In his latest, Hillenmeyer, who was involved in the negotiations that fell apart 22 days ago, admits that the players refused the league’s offer of limited financial information for one reason only — P.R.
“It’s true, the NFL did offer some financial info towards the end of mediation,” Hillenmeyer writes. “We rejected it, not because nothing is better than something, which it is not, but because the perception would then be that we got what we needed.”
Sorry, but that’s not a good enough reason. With an affirmative P.R. campaign, the players could have gotten in front of the league’s spin and explained that, even though much more information is ultimately needed, the players decided to take a look at what the NFL was offering. At a minimum, looking at the limited information could have made it easier to explain why the limited information wasn’t nearly enough.
And, frankly, it wasn’t nearly enough. Listing the total profits for five years across all 32 teams and then identifying the raw number of teams that experienced a dip in profits doesn’t cut it. The players need to be able to scrutinize profits listed as profits and profits that may be masquerading as expenses, such as salary paid to the owner or his family members, and payments to companies owned by the owner’s family.
Though Hillenmeyer suggests near the end of his column that a middle ground possibly exists between what the owners offered and the 10 years of audited financial statements that the players have consistently requested since May 2009, Hillenmeyer pooh-poohs the impact of making reduced profits.
“I doubt the data would have provided much justification for anything,” Hillenmeyer says. “They already told us they weren’t losing money; I’m not a finance genius, but I know that’s a good thing.”
I’m not a finance genius either, but I also know that a business that is paying all of its bill without a dime of profit isn’t losing money, either — and that that’s not a good thing.
Profitability is a key factor in maintaining and building franchise value.

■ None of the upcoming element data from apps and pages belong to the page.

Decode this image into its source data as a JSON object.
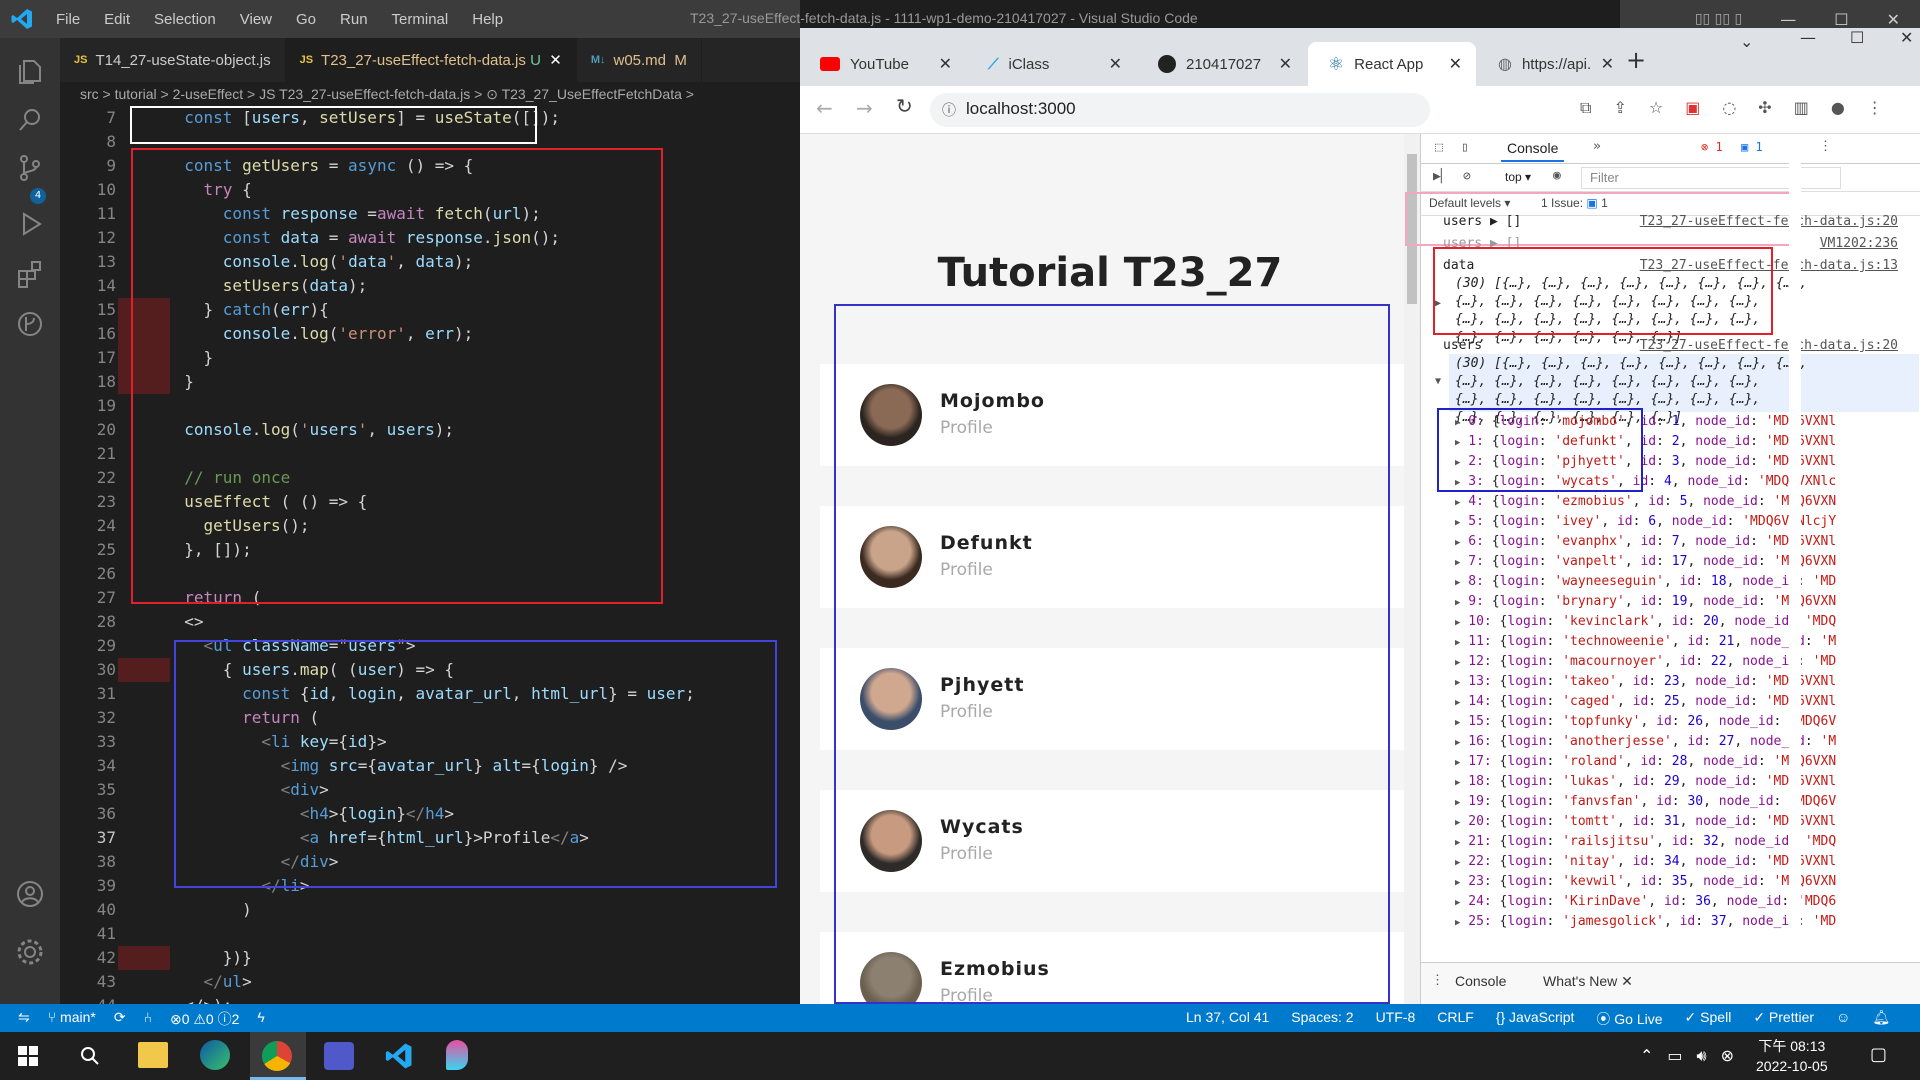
{
  "vscode": {
    "menu": [
      "File",
      "Edit",
      "Selection",
      "View",
      "Go",
      "Run",
      "Terminal",
      "Help"
    ],
    "window_title": "T23_27-useEffect-fetch-data.js - 1111-wp1-demo-210417027 - Visual Studio Code",
    "tabs": [
      {
        "label": "T14_27-useState-object.js",
        "badge": ""
      },
      {
        "label": "T23_27-useEffect-fetch-data.js",
        "badge": "U"
      },
      {
        "label": "w05.md",
        "badge": "M"
      }
    ],
    "breadcrumb": "src > tutorial > 2-useEffect > JS T23_27-useEffect-fetch-data.js > ⊙ T23_27_UseEffectFetchData >",
    "source_control_badge": "4",
    "lines": [
      {
        "n": "7",
        "t": "  const [users, setUsers] = useState([]);"
      },
      {
        "n": "8",
        "t": ""
      },
      {
        "n": "9",
        "t": "  const getUsers = async () => {"
      },
      {
        "n": "10",
        "t": "    try {"
      },
      {
        "n": "11",
        "t": "      const response =await fetch(url);"
      },
      {
        "n": "12",
        "t": "      const data = await response.json();"
      },
      {
        "n": "13",
        "t": "      console.log('data', data);"
      },
      {
        "n": "14",
        "t": "      setUsers(data);"
      },
      {
        "n": "15",
        "t": "    } catch(err){"
      },
      {
        "n": "16",
        "t": "      console.log('error', err);"
      },
      {
        "n": "17",
        "t": "    }"
      },
      {
        "n": "18",
        "t": "  }"
      },
      {
        "n": "19",
        "t": ""
      },
      {
        "n": "20",
        "t": "  console.log('users', users);"
      },
      {
        "n": "21",
        "t": ""
      },
      {
        "n": "22",
        "t": "  // run once"
      },
      {
        "n": "23",
        "t": "  useEffect ( () => {"
      },
      {
        "n": "24",
        "t": "    getUsers();"
      },
      {
        "n": "25",
        "t": "  }, []);"
      },
      {
        "n": "26",
        "t": ""
      },
      {
        "n": "27",
        "t": "  return ("
      },
      {
        "n": "28",
        "t": "  <>"
      },
      {
        "n": "29",
        "t": "    <ul className=\"users\">"
      },
      {
        "n": "30",
        "t": "      { users.map( (user) => {"
      },
      {
        "n": "31",
        "t": "        const {id, login, avatar_url, html_url} = user;"
      },
      {
        "n": "32",
        "t": "        return ("
      },
      {
        "n": "33",
        "t": "          <li key={id}>"
      },
      {
        "n": "34",
        "t": "            <img src={avatar_url} alt={login} />"
      },
      {
        "n": "35",
        "t": "            <div>"
      },
      {
        "n": "36",
        "t": "              <h4>{login}</h4>"
      },
      {
        "n": "37",
        "t": "              <a href={html_url}>Profile</a>"
      },
      {
        "n": "38",
        "t": "            </div>"
      },
      {
        "n": "39",
        "t": "          </li>"
      },
      {
        "n": "40",
        "t": "        )"
      },
      {
        "n": "41",
        "t": ""
      },
      {
        "n": "42",
        "t": "      })}"
      },
      {
        "n": "43",
        "t": "    </ul>"
      },
      {
        "n": "44",
        "t": "  </>);"
      }
    ],
    "status": {
      "branch": "main*",
      "problems": "⊗0 ⚠0 ⓘ2",
      "position": "Ln 37, Col 41",
      "spaces": "Spaces: 2",
      "encoding": "UTF-8",
      "eol": "CRLF",
      "language": "{} JavaScript",
      "golive": "Go Live",
      "spell": "✓ Spell",
      "prettier": "✓ Prettier"
    }
  },
  "chrome": {
    "tabs": [
      {
        "label": "YouTube",
        "color": "#ff0000"
      },
      {
        "label": "iClass",
        "color": "#29a9e0"
      },
      {
        "label": "210417027",
        "color": "#222"
      },
      {
        "label": "React App",
        "color": "#61dafb"
      },
      {
        "label": "https://api.",
        "color": "#666"
      }
    ],
    "url": "localhost:3000",
    "page": {
      "title": "Tutorial T23_27",
      "users": [
        {
          "login": "Mojombo",
          "link": "Profile",
          "skin": "#8a6a55",
          "hair": "#2b2420"
        },
        {
          "login": "Defunkt",
          "link": "Profile",
          "skin": "#c9a48a",
          "hair": "#3b2a20"
        },
        {
          "login": "Pjhyett",
          "link": "Profile",
          "skin": "#d0a890",
          "hair": "#3a4d6a"
        },
        {
          "login": "Wycats",
          "link": "Profile",
          "skin": "#c89a80",
          "hair": "#2e2a28"
        },
        {
          "login": "Ezmobius",
          "link": "Profile",
          "skin": "#8c8070",
          "hair": "#6b6050"
        }
      ]
    },
    "devtools": {
      "tab": "Console",
      "errors": "1",
      "messages": "1",
      "context": "top",
      "filter_placeholder": "Filter",
      "levels": "Default levels",
      "issues": "1 Issue:",
      "issues_count": "1",
      "log1": {
        "label": "users",
        "value": "▶ []",
        "src": "T23_27-useEffect-fetch-data.js:20"
      },
      "log2": {
        "label": "users",
        "value": "▶ []",
        "src": "VM1202:236"
      },
      "log3": {
        "label": "data",
        "src": "T23_27-useEffect-fetch-data.js:13",
        "lines": [
          "(30) [{…}, {…}, {…}, {…}, {…}, {…}, {…}, {…},",
          "{…}, {…}, {…}, {…}, {…}, {…}, {…}, {…},",
          "{…}, {…}, {…}, {…}, {…}, {…}, {…}, {…},",
          "{…}, {…}, {…}, {…}, {…}, {…}]"
        ]
      },
      "log4": {
        "label": "users",
        "src": "T23_27-useEffect-fetch-data.js:20",
        "lines": [
          "(30) [{…}, {…}, {…}, {…}, {…}, {…}, {…}, {…},",
          "{…}, {…}, {…}, {…}, {…}, {…}, {…}, {…},",
          "{…}, {…}, {…}, {…}, {…}, {…}, {…}, {…},",
          "{…}, {…}, {…}, {…}, {…}, {…}]"
        ]
      },
      "entries": [
        {
          "i": "0",
          "login": "mojombo",
          "id": "1",
          "nid": "'MDQ6VXNl"
        },
        {
          "i": "1",
          "login": "defunkt",
          "id": "2",
          "nid": "'MDQ6VXNl"
        },
        {
          "i": "2",
          "login": "pjhyett",
          "id": "3",
          "nid": "'MDQ6VXNl"
        },
        {
          "i": "3",
          "login": "wycats",
          "id": "4",
          "nid": "'MDQ6VXNlc"
        },
        {
          "i": "4",
          "login": "ezmobius",
          "id": "5",
          "nid": "'MDQ6VXN"
        },
        {
          "i": "5",
          "login": "ivey",
          "id": "6",
          "nid": "'MDQ6VXNlcjY"
        },
        {
          "i": "6",
          "login": "evanphx",
          "id": "7",
          "nid": "'MDQ6VXNl"
        },
        {
          "i": "7",
          "login": "vanpelt",
          "id": "17",
          "nid": "'MDQ6VXN"
        },
        {
          "i": "8",
          "login": "wayneeseguin",
          "id": "18",
          "nid": "'MD"
        },
        {
          "i": "9",
          "login": "brynary",
          "id": "19",
          "nid": "'MDQ6VXN"
        },
        {
          "i": "10",
          "login": "kevinclark",
          "id": "20",
          "nid": "'MDQ"
        },
        {
          "i": "11",
          "login": "technoweenie",
          "id": "21",
          "nid": "'M"
        },
        {
          "i": "12",
          "login": "macournoyer",
          "id": "22",
          "nid": "'MD"
        },
        {
          "i": "13",
          "login": "takeo",
          "id": "23",
          "nid": "'MDQ6VXNl"
        },
        {
          "i": "14",
          "login": "caged",
          "id": "25",
          "nid": "'MDQ6VXNl"
        },
        {
          "i": "15",
          "login": "topfunky",
          "id": "26",
          "nid": "'MDQ6V"
        },
        {
          "i": "16",
          "login": "anotherjesse",
          "id": "27",
          "nid": "'M"
        },
        {
          "i": "17",
          "login": "roland",
          "id": "28",
          "nid": "'MDQ6VXN"
        },
        {
          "i": "18",
          "login": "lukas",
          "id": "29",
          "nid": "'MDQ6VXNl"
        },
        {
          "i": "19",
          "login": "fanvsfan",
          "id": "30",
          "nid": "'MDQ6V"
        },
        {
          "i": "20",
          "login": "tomtt",
          "id": "31",
          "nid": "'MDQ6VXNl"
        },
        {
          "i": "21",
          "login": "railsjitsu",
          "id": "32",
          "nid": "'MDQ"
        },
        {
          "i": "22",
          "login": "nitay",
          "id": "34",
          "nid": "'MDQ6VXNl"
        },
        {
          "i": "23",
          "login": "kevwil",
          "id": "35",
          "nid": "'MDQ6VXN"
        },
        {
          "i": "24",
          "login": "KirinDave",
          "id": "36",
          "nid": "'MDQ6"
        },
        {
          "i": "25",
          "login": "jamesgolick",
          "id": "37",
          "nid": "'MD"
        }
      ],
      "drawer": [
        "Console",
        "What's New"
      ]
    }
  },
  "taskbar": {
    "time": "下午 08:13",
    "date": "2022-10-05"
  }
}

Reduced profits are still profits, but the drop signals a troubling trend that could result in the short term in reduced franchise value. In the long term, it could lead to actually losing money.
In our view, it’s all P.R., on both sides. The heart of the problem, we believe, is that the owners have decided that the dollars have grown too big to justify paying the players 50 cents of each one. And with the money expected to mushroom as the current decade unfolds, the owners have decided to stand firm now in the hopes of avoiding the possibility of generating $20 billion in revenue and being required to pay the players $10 billion of it.
The players still want 50 cents on the dollar, and they want justification before they’ll ever agree to take less than that.
We’ve suggested some possible solutions and we’re currently honing one of them a bit more. There may be some merit to it, but that probably won’t stop it from being completely ignored.
Regardless, folks not directly involved in the process shouldn’t be the ones trying to come up with ideas for solving this problem. The two sides should be working together to devise their own solutions. If they’d spend half the time negotiating that they are on pointing fingers at each other, they’d already have this mess resolved.